A number of factors make American small businesses attractive targets, say security experts. Quite often, small businesses don't have the security controls or expertise of a large organization, yet their accounts yield more lucrative paydays for hackers than personal banking accounts would. Small and mid-sized businesses may also tend to frequent smaller, regional banks and credit unions, which might not be as prepared to recognize and to fight online attacks.

"Any story on small business and online threats has to be a very sad story," says Anton Chuvakin, who writes the "Security Warrior" blog. Small businesses "have no dedicated and skilled security professionals on staff, but they connect to the same Internet and thus still face the same threats as large enterprises."

While certainly some small businesses take online security into account, a pair of surveys by Panda Security underscores Chuvakin's point. Last year, a Panda Security survey of 1,400 small and mid-sized businesses found 52 percent employed no Web filtering, while 29 percent lacked anti-spam protection. A survey of more than 300 small business executives earlier this year revealed that 52 percent had little or no familiarity with banking Trojans.

A Panda Security white paper on the small business online banking survey noted that small businesses "are sitting ducks." Small businesses might not be taking the proper precautions when it comes to this threat because they have a false sense of security, the paper noted. More than 60 percent of the executives believed that banks would cover any fraudulent losses. In reality, you are not afforded the same protections as an individual consumer when it comes to banking.  Some organizations are attempting to recover losses by suing their banks, citing inadequate protections and actions against fraud.

How to fight online banking fraud

The FBI and ABA strongly recommend that small businesses dedicate a computer for financial transactions as the best defense against online banking fraud. However, security experts doubt most small businesses will be able to do so. "I'm not sure this is practical," says Amit Klein, chief technology officer of Trusteer, which makes Rapport, a browser security product that defends against financial malware. "It requires maintenance and ongoing monitoring to make sure it's not being contaminated by other software."

Instead, security experts recommend taking these precautions:

  • Consider cyber insurance. Your bank is unlikely to make you whole in the event of a loss, says Kellerman, so protection makes sense.
  • Review your bank's security policy and practices. Take time to read your bank's policy and to understand its obligations to you in the event of fraudulent activity. Shop for a bank that follows good security practices. Some banks offer free or heavily discounted security products such as Trusteer's Rapport.
  • Manage regular security updates. Designate an employee to manage regular patches and security updates on a weekly business, advises Kellerman. It's a good idea to do so every Tuesday night, he says, since Microsoft releases its updates every Tuesday.

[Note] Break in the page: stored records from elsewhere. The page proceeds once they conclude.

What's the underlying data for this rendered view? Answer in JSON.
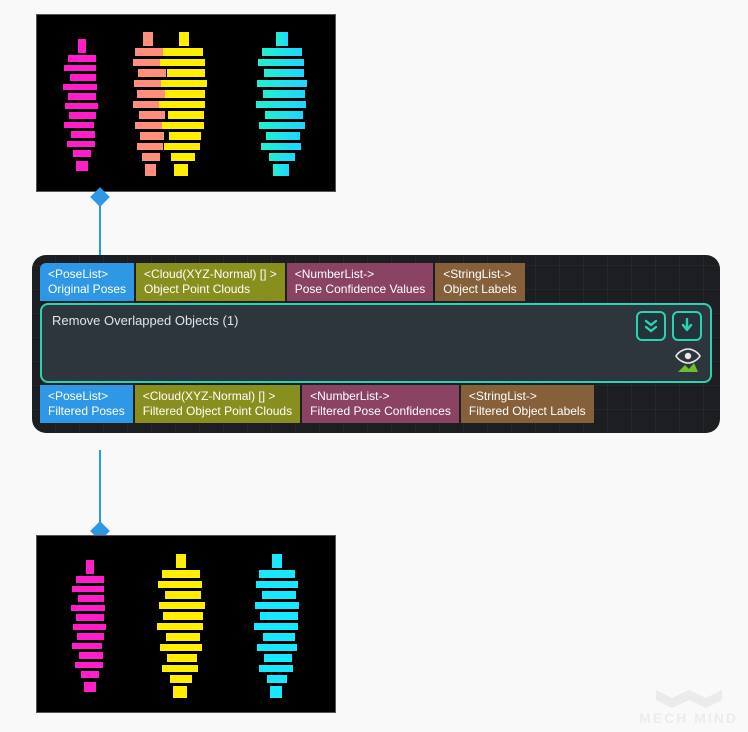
{
  "watermark": {
    "text": "MECH MIND"
  },
  "node": {
    "title": "Remove Overlapped Objects (1)",
    "inputs": [
      {
        "type": "<PoseList>",
        "label": "Original Poses",
        "color": "blue"
      },
      {
        "type": "<Cloud(XYZ-Normal) [] >",
        "label": "Object Point Clouds",
        "color": "olive"
      },
      {
        "type": "<NumberList->",
        "label": "Pose Confidence Values",
        "color": "plum"
      },
      {
        "type": "<StringList->",
        "label": "Object Labels",
        "color": "brown"
      }
    ],
    "outputs": [
      {
        "type": "<PoseList>",
        "label": "Filtered Poses",
        "color": "blue"
      },
      {
        "type": "<Cloud(XYZ-Normal) [] >",
        "label": "Filtered Object Point Clouds",
        "color": "olive"
      },
      {
        "type": "<NumberList->",
        "label": "Filtered Pose Confidences",
        "color": "plum"
      },
      {
        "type": "<StringList->",
        "label": "Filtered Object Labels",
        "color": "brown"
      }
    ]
  },
  "thumbnails": {
    "top": {
      "cluster_count": 4,
      "colors": [
        "magenta",
        "salmon",
        "yellow",
        "cyan"
      ]
    },
    "bottom": {
      "cluster_count": 3,
      "colors": [
        "magenta",
        "yellow",
        "cyan"
      ]
    }
  }
}
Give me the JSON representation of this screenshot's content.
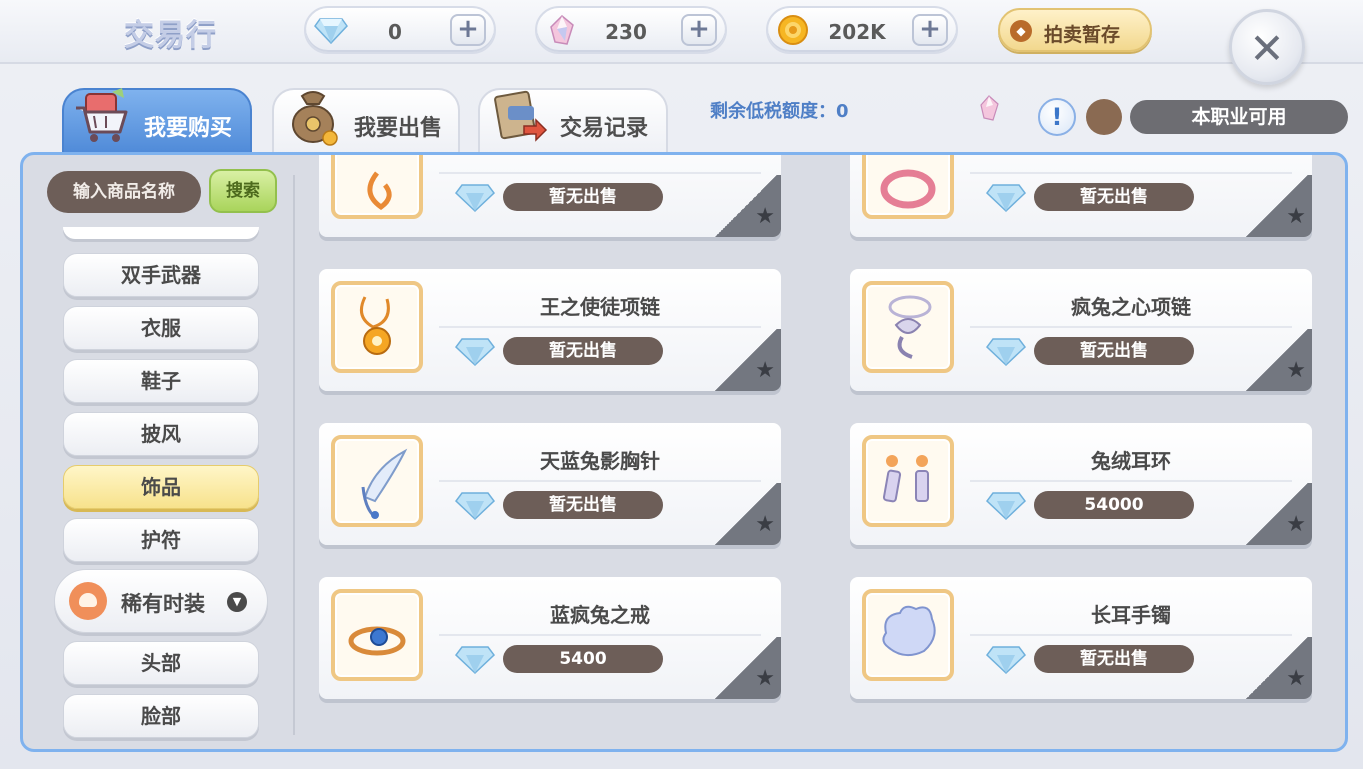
{
  "header": {
    "title": "交易行",
    "currencies": [
      {
        "icon": "diamond-icon",
        "value": "0"
      },
      {
        "icon": "crystal-icon",
        "value": "230"
      },
      {
        "icon": "gold-coin-icon",
        "value": "202K"
      }
    ],
    "plus_label": "+",
    "auction_label": "拍卖暂存",
    "close_label": "✕"
  },
  "tabs": [
    {
      "label": "我要购买",
      "active": true
    },
    {
      "label": "我要出售",
      "active": false
    },
    {
      "label": "交易记录",
      "active": false
    }
  ],
  "tax_label": "剩余低税额度：0",
  "info_label": "!",
  "job_filter_label": "本职业可用",
  "sidebar": {
    "search_placeholder": "输入商品名称",
    "search_button": "搜索",
    "categories": [
      "双手武器",
      "衣服",
      "鞋子",
      "披风",
      "饰品",
      "护符"
    ],
    "selected_category": "饰品",
    "group_label": "稀有时装",
    "group_items": [
      "头部",
      "脸部"
    ]
  },
  "items": [
    {
      "name": "",
      "price": "暂无出售"
    },
    {
      "name": "",
      "price": "暂无出售"
    },
    {
      "name": "王之使徒项链",
      "price": "暂无出售"
    },
    {
      "name": "疯兔之心项链",
      "price": "暂无出售"
    },
    {
      "name": "天蓝兔影胸针",
      "price": "暂无出售"
    },
    {
      "name": "兔绒耳环",
      "price": "54000"
    },
    {
      "name": "蓝疯兔之戒",
      "price": "5400"
    },
    {
      "name": "长耳手镯",
      "price": "暂无出售"
    }
  ],
  "colors": {
    "accent_blue": "#4f8ad8",
    "selected_yellow": "#f7e28c",
    "price_pill": "#6d5e58",
    "icon_border": "#efc784"
  }
}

Don't forget to update laptops in the field.
  • Use a USB or live CD. Download a free Linux operating system onto a USB drive or CD, then boot it on your regular PC when you conduct banking activities. "In this way, all your viruses stay on the regular PC, and your environment is effectively isolated," Chuvakin says.
  • Follow good online practices. Educate your employees about clicking on links and attachments in emails, particularly when the e-mails appear to be from your financial institution. Know that crooks are using social engineering to craft increasingly sophisticated attacks. An email might refer to your treasurer by name, for instance, and appear to have originated with your IT department.
  • Monitor account activity. Scrupulously review activity on your financial accounts on a daily basis. Be aware that cybercriminals have added fictitious names to payroll accounts, so review those lists as well. Promptly report suspicious activity to your financial institution and authorities.

Understanding you are indeed at risk is critical, says Chuvakin. "Being aware is very important here."